In the records that follow, find each line containing "description" and copy it.

Stored data entries
%%

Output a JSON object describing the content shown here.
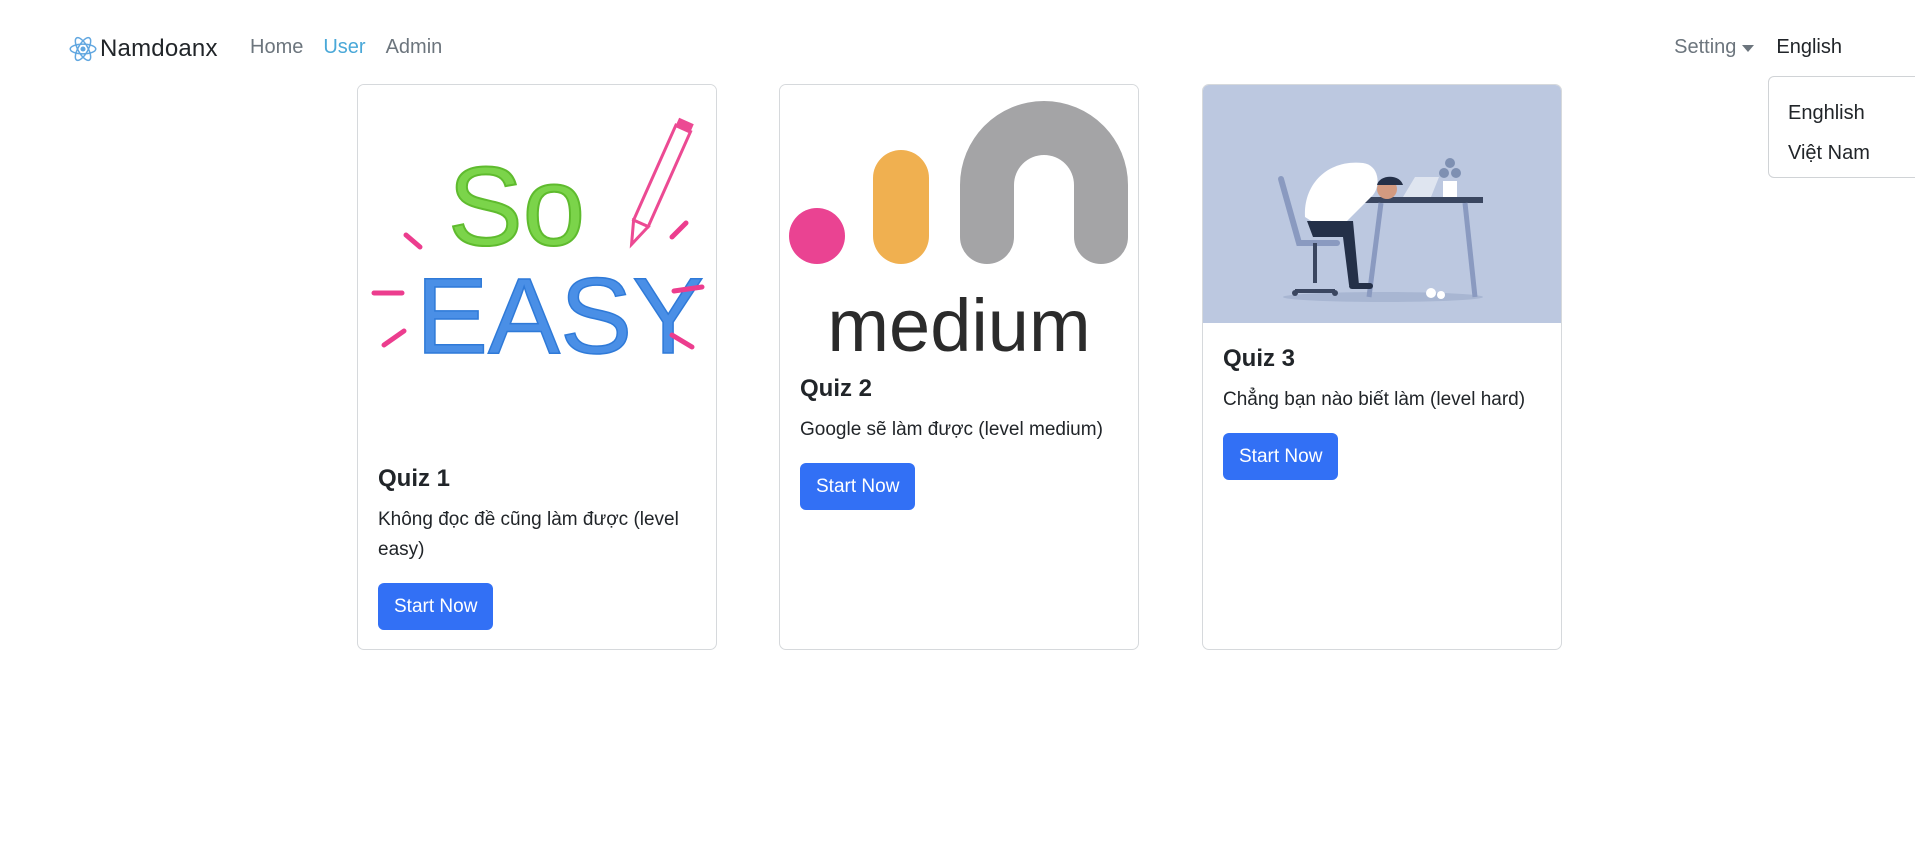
{
  "navbar": {
    "brand": "Namdoanx",
    "links": [
      {
        "label": "Home",
        "active": false
      },
      {
        "label": "User",
        "active": true
      },
      {
        "label": "Admin",
        "active": false
      }
    ],
    "setting_label": "Setting",
    "language_label": "English"
  },
  "language_dropdown": {
    "items": [
      "Enghlish",
      "Việt Nam"
    ]
  },
  "quizzes": [
    {
      "image_text": [
        "So",
        "EASY"
      ],
      "title": "Quiz 1",
      "description": "Không đọc đề cũng làm được (level easy)",
      "button": "Start Now"
    },
    {
      "image_text": "medium",
      "title": "Quiz 2",
      "description": "Google sẽ làm được (level medium)",
      "button": "Start Now"
    },
    {
      "title": "Quiz 3",
      "description": "Chẳng bạn nào biết làm (level hard)",
      "button": "Start Now"
    }
  ],
  "colors": {
    "primary_button": "#3270f5",
    "active_link": "#4aa8d8",
    "muted_link": "#6c757d"
  }
}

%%

- OUTPUT FOR THIS TASK
      "description": "Không đọc đề cũng làm được (level easy)",
      "description": "Google sẽ làm được (level medium)",
      "description": "Chẳng bạn nào biết làm (level hard)",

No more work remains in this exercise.